It’s been a very busy academic year, and I hadn’t been able to make regular blog posts. I do want to mention the ABQLA conference I attended earlier in May.
This past May, I was able to present at the l’Association des bibliothécaires du Québec – Quebec Library Association (ABQLA) 85th annual conference, held at the Loyola campus of Concordia University. I presented on my work making the City Tech Library website more accessible using the WAVE tool.
ABQLA President Julian Taylor started the conference of by recognizing that the Loyola campus was on First Nation ground. I was surprised to hear this reverence given and was quite pleased that it was said. Maybe the states could follow such an example?
I was impressed by many of the speakers of the conference. Cynthia Orozco opened the keynote, explaining her work on LIS microaggressions. She explained her personal journey as a librarian as well as the many of the hardships that librarian people of color experience throughout the creation of the LIS microaggression zine. She also provided many strategies that librarians can employ to empower themselves, their institution, their patrons, and their communities. Her must see presentation was enlightening and inspiring.
Michelle Maloney of the University of the Pacific gave an excellent talk about her experience working with first-generation students. She discussed how her library worked closely with their writing center to prepare incoming freshman.
Amy Jo Mitchell and Kristine Nowak gave an excellent talk about a custom library classification system for a LGBTQ center in my home state of Kentucky. Located in Lexington, the center has a library, and Nowak and Mitchell discussed how the Library of Congress classification system needs an update on LGBTQ subject headings. The headings are outdated and the Pride Community Services Organization needed a system that was more flexible for it’s patrons.
The last session I attended was an organization update on ABQLA. I found it fascinating how the Canadian library groups work independently from one another after the dissolution of the Canada Library Association. I also learned that Fair Dealing is the terminology used instead of Fair Use.

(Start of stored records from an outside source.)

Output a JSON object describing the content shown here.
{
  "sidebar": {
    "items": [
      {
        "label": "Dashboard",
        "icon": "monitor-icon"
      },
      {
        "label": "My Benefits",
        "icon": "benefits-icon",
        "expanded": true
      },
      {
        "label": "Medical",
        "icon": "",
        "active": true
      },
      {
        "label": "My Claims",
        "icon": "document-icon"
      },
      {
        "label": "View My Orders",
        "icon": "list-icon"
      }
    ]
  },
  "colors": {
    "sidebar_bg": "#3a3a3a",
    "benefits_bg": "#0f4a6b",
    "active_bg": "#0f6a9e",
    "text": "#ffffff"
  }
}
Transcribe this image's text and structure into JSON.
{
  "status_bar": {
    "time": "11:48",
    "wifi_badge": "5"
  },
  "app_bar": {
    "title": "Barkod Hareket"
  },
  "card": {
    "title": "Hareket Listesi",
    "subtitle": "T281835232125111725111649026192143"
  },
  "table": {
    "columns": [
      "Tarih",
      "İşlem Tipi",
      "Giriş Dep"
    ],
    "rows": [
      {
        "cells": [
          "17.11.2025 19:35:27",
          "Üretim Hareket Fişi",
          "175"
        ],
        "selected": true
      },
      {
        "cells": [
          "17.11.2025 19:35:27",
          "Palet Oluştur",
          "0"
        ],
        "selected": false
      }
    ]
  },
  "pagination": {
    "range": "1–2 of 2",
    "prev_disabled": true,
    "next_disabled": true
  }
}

The ending keynote was presented by Marcelle Kosman, Co-host of the Podcast, Witch Please. She discussed her doctoral research into women Canadian sci-fi writers, and how a lot of those works were republished and modeled from American pulp fiction magazines. As a sci-fi reader, I found her end note fascinating.